And I’ll never receive help with a downpayment for a home either!
Frankly, everything I’ve done has been solo – the year off, the investments, and my education.
I prefer it solo, and I’ll continue to operate this way because I have the utmost respect for independent people.
Simply put, too much help creates a weaker backbone for when real life issues occur.
I will NEVER rely on others for financial help!
Financial Independence – Own Time
Of course, financial independence and owning my time is just as big of a motivator as financial security.
If you’re a regular reader of this blog, you would know that my ultimate ambition is to reach financial independence by dividend investing.
Someday I will work from home as a full-time blogger and dividend investor, which is why I’m willing to make sacrifices now.
Through testing blogging and investing during my mini-retirement, I was able to come face to face with a fulfilling career.

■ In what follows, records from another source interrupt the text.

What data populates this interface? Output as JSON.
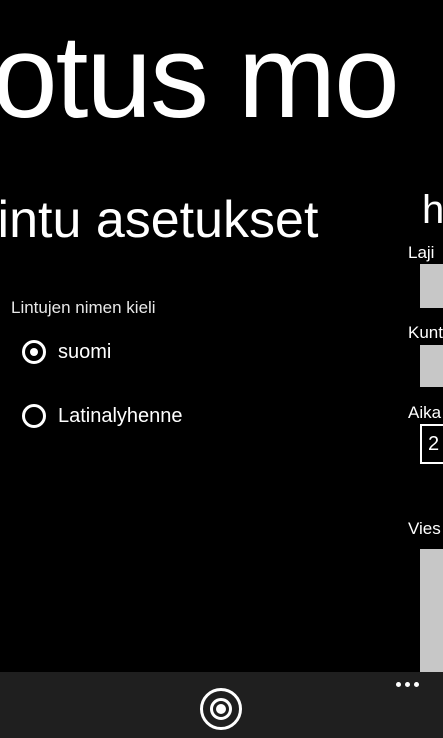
{
  "panorama": {
    "title": "otus mo"
  },
  "settings": {
    "title": "lintu asetukset",
    "language_label": "Lintujen nimen kieli",
    "options": [
      {
        "label": "suomi",
        "selected": true
      },
      {
        "label": "Latinalyhenne",
        "selected": false
      }
    ]
  },
  "next_panel": {
    "title": "h",
    "fields": [
      {
        "label": "Laji",
        "value": ""
      },
      {
        "label": "Kunt",
        "value": ""
      },
      {
        "label": "Aika",
        "value": "2"
      },
      {
        "label": "Vies",
        "value": ""
      }
    ]
  },
  "appbar": {
    "main_icon": "record-icon",
    "more_icon": "more-dots-icon"
  },
  "colors": {
    "background": "#000000",
    "text": "#ffffff",
    "field": "#c7c7c7",
    "appbar": "#1f1f1f"
  }
}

Ultimately, my year off confirmed that financial independence is a noble reason to pursue wealth.
Success – The Best Form of Revenge
Truth be told, I am currently focussed on gratitude, positivity, and I’ve been making an effort to avoid engaging in negative behaviours.
I also don’t care for revenge.
This is really me saying that I’m focussed on what’s important to me, and I’m focused on the way of the future.
Everything in the past is so far in the rear view, and I’m extremely thrilled at the unique opportunity to commit to the pursuit of financial independence.
Not many people my age have the freedom, extra cash flow, and time to pursue FI.
Frankly, that’s revenge in itself.
To Give Back and Help Others
On a more positive note, the opportunity to give back and help others should be a huge factor for everyone’s pursuit of wealth!
For example, imagine how great it would feel if you were able to help a friend or family member in a time of need.
Perhaps they need a place to stay for a while, or maybe you can help someone out with cheap rent.
The options to give back and help others are plentiful.
Furthermore, wealth provides the opportunity to donate to meaningful causes.
To Constantly Invest and Full-Time Blog
Although this point goes hand in hand with financial independence, it’s important to have a clear vision about how you’ll spend free time once wealth is achieved.
Otherwise, having wealth is purposeless!
In my case, I’m fortunate to have found two hobbies that I thoroughly enjoy.
When I refer to having no choice but financial independence, it’s not that I’m upset about work.
It’s just that there’s other work I’d rather be working on – blogging and dividend investing.
On the investing side, the reason I’m building a cash flow machine is to have constant income to allocate and reinvest.
On the blogging side, I want to publish 1,000 posts all-time, I want to write all the ideas out of my head, and I’m interested in taking a business-like approach to blogging.
Legacy, Legacy, Legacy, Legacy…
Admittedly, there’s one glaring flaw in my plan for building wealth.
I don’t have any kids nor do I plan on having any, so I’ll have no-one to pass on a legacy.
With that said, legacy and ensuring financial security for your family is a huge reason to obtain wealth!
Just think, all that money you’re wasting could be going to your kids…
Be that as it may, my plan is to include money in a will for any of my brothers children, should they have any.
And if they don’t, I plan to seek out a personally important charitable cause to donate to.
In conclusion, this post was intended to point out noble causes to pursue wealth – the wealthy are not all Wall Street schmuck’s.
Although I’m not wealthy yet, the likelihood of becoming wealthy increases with every sacrifice I make.
Ultimately, I’m in a great position to pursue wealth because I’m a carless, childless, houseless, and generally an independent fellow.
Fortunately, though, the sacrifices I’ve made have seemed more like optimizing life as opposed to limiting it.
Moreover, it’s time to stop demeaning people that worked hard and made sacrifices their entire lives to achieve wealth.
And it’s also time to stop thinking that it’s impossible to obtain wealth for yourself.
Questions for the readers: What motivates you to pursue wealth? Any changes you would make?